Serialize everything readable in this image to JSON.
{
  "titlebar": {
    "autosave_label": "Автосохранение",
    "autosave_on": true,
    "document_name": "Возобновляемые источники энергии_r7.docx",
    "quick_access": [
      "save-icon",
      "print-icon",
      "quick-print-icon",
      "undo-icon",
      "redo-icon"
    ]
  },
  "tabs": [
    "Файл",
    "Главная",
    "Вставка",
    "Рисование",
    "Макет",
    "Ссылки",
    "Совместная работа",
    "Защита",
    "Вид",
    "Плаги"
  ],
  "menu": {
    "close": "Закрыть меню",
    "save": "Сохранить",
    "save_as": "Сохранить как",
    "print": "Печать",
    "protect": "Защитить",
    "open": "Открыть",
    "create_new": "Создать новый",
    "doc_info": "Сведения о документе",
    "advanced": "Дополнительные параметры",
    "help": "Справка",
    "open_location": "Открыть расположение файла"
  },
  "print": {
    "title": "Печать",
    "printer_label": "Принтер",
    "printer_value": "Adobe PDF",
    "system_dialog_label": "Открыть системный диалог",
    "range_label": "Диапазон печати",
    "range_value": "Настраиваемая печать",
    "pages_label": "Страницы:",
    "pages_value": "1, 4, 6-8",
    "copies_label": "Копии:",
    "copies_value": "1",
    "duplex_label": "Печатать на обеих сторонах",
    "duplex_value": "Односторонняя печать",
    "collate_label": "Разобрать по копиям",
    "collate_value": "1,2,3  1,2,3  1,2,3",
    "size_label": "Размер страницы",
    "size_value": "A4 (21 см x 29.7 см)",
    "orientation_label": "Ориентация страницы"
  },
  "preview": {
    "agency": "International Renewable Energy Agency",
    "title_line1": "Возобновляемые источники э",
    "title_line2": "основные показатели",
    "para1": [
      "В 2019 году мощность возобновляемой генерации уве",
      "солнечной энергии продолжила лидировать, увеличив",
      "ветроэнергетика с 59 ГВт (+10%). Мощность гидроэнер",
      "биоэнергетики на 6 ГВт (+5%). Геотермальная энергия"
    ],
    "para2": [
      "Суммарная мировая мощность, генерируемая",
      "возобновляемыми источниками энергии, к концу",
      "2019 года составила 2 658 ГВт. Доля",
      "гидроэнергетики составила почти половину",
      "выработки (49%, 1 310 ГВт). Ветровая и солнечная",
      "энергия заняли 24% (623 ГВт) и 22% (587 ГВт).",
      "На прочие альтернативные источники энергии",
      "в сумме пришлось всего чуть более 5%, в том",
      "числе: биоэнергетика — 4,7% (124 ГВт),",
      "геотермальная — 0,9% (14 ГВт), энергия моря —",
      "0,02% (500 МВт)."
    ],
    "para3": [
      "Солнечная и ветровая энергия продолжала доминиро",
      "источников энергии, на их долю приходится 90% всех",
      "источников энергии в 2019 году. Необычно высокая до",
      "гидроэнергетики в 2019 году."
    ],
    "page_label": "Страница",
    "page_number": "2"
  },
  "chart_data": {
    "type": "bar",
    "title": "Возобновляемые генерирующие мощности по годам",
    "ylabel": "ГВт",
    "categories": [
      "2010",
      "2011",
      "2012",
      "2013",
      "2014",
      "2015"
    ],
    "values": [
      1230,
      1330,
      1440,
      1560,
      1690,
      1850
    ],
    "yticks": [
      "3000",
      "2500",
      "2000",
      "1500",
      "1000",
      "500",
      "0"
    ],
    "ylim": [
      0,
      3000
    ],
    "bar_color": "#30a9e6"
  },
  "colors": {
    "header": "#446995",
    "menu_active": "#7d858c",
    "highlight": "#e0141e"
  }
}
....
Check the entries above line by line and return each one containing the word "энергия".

- EXERCISE RESULT:
      "биоэнергетики на 6 ГВт (+5%). Геотермальная энергия"
      "энергия заняли 24% (623 ГВт) и 22% (587 ГВт).",
      "геотермальная — 0,9% (14 ГВт), энергия моря —",
      "Солнечная и ветровая энергия продолжала доминиро",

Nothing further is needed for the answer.